To manually disable webp rewrites for an image add the HTML attribute data-webp="no". To disable it for a specific $lazy configuration, set the 4th argument to false.

$lazybg supports WebP rewrites by using dist/lazybg+webp.js.

data-l JSON config

To enable usage in combination with a strict Content-Security-Policy the script can be configured using a data-l attribute on the script source element.

<script data-l='{
"selector": "[data-src*=&apos;cdn.domain.com&apos;]",
"observer": {
"threshold": [1.0],
"trackVisibility": true,
"delay": 100
}
}'>
// dist/lazy-data-attr.js (source)
</script>

Multiple configurations are supported via the special multi-token ||. The token needs to be included at the begining and each configuration needs to be valid JSON.

||{config...}||{second config...}

Polyfill

$lazy includes a polyfill for IntersectionObserver.
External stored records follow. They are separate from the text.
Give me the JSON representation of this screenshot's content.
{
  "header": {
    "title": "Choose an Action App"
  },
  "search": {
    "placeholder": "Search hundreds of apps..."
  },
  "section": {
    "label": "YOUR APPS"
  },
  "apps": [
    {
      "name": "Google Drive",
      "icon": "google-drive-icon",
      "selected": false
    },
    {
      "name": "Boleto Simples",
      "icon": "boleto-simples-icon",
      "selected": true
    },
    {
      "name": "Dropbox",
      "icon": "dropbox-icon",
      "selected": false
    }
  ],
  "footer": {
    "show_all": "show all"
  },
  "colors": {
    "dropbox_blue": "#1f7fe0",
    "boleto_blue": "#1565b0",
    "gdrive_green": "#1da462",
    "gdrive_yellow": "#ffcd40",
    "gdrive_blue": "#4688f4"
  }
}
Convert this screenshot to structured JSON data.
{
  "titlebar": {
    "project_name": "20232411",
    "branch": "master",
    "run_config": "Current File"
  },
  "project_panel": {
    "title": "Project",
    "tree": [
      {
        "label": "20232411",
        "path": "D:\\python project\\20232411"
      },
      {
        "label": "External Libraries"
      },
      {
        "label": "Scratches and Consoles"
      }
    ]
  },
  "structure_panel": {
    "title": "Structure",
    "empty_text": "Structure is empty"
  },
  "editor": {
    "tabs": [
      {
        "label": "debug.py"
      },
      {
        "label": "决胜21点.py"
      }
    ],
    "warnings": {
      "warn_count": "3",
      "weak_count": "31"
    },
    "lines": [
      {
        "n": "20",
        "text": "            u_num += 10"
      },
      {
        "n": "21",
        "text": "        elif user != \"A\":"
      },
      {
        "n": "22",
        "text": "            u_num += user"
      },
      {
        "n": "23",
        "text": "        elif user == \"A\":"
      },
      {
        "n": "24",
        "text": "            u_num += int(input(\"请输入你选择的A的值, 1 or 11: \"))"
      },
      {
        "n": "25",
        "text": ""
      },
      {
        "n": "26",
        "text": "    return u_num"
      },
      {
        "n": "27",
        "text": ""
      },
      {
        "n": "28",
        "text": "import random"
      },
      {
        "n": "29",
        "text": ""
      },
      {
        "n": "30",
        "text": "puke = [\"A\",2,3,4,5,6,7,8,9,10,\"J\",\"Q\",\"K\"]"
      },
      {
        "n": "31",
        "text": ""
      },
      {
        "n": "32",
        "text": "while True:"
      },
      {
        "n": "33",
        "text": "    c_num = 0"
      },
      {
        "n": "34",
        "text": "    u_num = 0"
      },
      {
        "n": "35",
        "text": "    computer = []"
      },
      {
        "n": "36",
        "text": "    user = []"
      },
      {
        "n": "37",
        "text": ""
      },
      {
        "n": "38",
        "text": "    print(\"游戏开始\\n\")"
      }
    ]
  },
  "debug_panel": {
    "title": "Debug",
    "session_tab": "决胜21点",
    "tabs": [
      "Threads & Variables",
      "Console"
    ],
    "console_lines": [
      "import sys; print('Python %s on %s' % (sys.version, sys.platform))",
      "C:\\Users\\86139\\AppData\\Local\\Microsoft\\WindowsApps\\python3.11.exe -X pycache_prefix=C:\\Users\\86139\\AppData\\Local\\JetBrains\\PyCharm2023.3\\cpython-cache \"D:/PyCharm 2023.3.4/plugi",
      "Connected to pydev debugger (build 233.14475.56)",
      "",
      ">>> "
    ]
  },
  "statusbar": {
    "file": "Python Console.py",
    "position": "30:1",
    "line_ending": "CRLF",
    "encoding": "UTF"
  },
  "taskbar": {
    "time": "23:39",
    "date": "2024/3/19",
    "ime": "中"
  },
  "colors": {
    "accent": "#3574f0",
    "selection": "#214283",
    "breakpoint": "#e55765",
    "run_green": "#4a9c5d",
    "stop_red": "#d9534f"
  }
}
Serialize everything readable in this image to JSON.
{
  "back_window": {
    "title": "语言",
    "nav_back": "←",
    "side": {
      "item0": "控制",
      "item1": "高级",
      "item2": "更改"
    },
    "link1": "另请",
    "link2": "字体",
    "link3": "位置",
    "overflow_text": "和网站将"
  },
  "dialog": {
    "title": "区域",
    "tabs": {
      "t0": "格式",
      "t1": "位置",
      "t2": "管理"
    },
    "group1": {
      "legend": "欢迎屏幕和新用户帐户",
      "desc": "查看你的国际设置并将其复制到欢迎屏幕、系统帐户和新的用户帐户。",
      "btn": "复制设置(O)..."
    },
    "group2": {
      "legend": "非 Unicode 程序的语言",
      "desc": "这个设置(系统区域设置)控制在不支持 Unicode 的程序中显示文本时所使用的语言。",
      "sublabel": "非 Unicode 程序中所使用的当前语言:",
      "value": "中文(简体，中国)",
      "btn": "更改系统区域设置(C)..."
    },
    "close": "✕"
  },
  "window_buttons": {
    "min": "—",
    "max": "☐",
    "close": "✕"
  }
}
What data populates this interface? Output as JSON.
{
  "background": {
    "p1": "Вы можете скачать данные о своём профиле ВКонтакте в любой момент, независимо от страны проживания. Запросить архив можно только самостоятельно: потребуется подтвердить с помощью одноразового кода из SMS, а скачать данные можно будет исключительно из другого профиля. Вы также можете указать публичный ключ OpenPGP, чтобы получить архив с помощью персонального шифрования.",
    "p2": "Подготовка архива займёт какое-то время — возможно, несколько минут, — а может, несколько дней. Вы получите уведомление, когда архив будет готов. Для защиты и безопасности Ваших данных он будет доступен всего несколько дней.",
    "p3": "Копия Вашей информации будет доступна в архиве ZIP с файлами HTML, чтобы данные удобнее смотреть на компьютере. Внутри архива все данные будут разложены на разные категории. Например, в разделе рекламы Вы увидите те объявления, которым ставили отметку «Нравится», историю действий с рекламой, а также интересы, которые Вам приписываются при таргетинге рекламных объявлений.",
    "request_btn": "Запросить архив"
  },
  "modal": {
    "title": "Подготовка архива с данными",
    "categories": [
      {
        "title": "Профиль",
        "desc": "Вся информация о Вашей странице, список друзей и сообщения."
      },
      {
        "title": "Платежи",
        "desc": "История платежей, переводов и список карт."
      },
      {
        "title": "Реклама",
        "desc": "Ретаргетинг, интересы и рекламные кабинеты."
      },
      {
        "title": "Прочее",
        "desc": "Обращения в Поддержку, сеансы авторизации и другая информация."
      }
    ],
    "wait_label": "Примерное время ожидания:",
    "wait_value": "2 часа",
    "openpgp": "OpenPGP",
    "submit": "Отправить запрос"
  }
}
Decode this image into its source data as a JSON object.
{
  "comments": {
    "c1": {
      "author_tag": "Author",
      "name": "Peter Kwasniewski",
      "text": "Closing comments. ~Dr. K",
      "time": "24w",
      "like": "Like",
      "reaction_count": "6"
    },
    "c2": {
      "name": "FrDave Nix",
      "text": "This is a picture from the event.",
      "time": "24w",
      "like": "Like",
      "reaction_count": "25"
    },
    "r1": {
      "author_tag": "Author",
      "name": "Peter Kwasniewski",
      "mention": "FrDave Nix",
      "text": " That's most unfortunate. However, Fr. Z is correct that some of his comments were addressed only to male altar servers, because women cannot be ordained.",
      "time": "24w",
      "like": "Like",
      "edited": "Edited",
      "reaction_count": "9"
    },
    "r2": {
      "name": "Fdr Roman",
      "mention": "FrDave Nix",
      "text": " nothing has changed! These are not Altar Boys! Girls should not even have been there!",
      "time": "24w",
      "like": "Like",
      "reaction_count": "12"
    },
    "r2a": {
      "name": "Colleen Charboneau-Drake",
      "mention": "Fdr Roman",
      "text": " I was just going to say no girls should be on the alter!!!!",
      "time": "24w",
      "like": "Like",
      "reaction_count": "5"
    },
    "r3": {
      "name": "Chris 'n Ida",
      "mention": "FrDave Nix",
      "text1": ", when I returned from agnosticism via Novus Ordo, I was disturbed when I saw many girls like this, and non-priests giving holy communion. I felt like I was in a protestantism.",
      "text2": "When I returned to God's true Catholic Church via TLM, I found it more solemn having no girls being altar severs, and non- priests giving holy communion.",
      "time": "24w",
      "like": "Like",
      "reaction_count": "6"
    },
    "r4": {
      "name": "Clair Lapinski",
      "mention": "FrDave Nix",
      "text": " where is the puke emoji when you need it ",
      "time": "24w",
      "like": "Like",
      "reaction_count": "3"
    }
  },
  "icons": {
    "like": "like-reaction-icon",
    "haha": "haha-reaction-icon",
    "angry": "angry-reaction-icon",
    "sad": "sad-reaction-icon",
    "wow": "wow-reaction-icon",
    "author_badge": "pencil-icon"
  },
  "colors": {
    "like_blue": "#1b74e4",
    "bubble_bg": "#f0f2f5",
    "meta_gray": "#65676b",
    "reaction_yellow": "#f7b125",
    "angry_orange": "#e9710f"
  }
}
It can be automatically loaded when using $async.

Example using $async with data-c based config

<script data-c='[
{
"ref": "lazy",
"src": "dist/lazy-data-attr+polyfill.js",
"attributes": {
"data-l": "[\"selector\", 0.006, \"0px\"]"
},
"load_timing": "domReady",
"cache": "localstorage"
},
{
"ref": "lazy-polyfill",
"src": "dist/intersectionobserver-polyfill.js",
"load_timing": {
"type": "method",
"method": "$lazypoly"
},
"cache": "localstorage"
}
]'>
/* $async IIFE with timing and API module */
</script>

In the example, the $async timing method method defines window.$lazypoly which will automatically load the polyfill for browsers that require the polyfill. It uses localStorage for instant loading.

Alternatively, when using $lazy without $async, you can manually define window.$lazypoly with a function that returns a Promise or a object containing a .then method.

window.$lazypoly = function() {
// load polyfill
// ...
return {
then: function(callback) {
// wait until polyfill is loaded and resolve callback
callback();
}
}
};

When using $async you can alternatively use window.$lazypoly with a string or a object to pass to $async.js which could load anything.

Alternatively, when including $lazy inline, the data-poly attribute enables to define a string to pass to $async.js.

<script data-l='... lazy config ...' data-poly='... config to pass to $async.js to load polyfill ...'>
// dist/lazy-data-attr+polyfill.js
</script>

Example Performance API timings

$lazy polyfill from localStorage